[Data extracted from a collection]
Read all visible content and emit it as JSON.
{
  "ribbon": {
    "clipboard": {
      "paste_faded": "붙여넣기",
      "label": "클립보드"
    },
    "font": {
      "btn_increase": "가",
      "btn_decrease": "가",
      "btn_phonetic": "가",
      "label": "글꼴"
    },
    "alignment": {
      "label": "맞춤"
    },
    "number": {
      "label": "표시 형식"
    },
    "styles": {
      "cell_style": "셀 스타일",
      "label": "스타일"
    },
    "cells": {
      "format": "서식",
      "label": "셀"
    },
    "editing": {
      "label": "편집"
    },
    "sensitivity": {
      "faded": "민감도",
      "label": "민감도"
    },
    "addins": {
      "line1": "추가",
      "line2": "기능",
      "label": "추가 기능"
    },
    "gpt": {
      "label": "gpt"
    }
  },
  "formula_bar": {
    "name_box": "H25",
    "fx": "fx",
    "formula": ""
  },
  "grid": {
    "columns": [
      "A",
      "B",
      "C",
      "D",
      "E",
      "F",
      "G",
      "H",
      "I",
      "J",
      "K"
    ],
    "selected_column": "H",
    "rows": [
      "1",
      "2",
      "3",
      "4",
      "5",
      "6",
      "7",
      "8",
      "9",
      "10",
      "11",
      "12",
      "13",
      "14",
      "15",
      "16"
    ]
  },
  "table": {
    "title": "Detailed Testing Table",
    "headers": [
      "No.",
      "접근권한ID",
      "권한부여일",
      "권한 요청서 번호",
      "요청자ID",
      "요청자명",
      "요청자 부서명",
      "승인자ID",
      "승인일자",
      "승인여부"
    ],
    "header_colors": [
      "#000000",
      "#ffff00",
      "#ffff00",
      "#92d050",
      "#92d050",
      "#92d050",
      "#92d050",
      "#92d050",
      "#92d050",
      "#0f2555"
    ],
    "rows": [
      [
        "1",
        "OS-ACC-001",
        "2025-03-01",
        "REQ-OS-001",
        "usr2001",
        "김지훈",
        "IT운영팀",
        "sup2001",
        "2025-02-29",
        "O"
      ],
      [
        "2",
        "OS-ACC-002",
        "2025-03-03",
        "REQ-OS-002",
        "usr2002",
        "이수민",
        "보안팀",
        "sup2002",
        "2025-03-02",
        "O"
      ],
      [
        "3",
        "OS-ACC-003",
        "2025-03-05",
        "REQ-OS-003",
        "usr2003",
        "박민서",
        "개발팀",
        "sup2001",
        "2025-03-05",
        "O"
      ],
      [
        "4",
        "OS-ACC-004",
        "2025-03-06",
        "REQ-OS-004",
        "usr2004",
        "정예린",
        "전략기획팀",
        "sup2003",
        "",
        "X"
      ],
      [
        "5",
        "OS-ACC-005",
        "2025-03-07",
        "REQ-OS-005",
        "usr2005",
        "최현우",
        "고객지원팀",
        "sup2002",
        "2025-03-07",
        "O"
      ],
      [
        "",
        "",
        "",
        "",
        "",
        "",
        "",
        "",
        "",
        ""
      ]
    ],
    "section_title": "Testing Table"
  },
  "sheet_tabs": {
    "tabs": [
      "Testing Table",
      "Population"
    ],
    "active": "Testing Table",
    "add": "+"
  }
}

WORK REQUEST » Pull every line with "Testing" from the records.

ANSWER TO THIS TASK »
    "title": "Detailed Testing Table",
    "section_title": "Testing Table"
      "Testing Table",
    "active": "Testing Table",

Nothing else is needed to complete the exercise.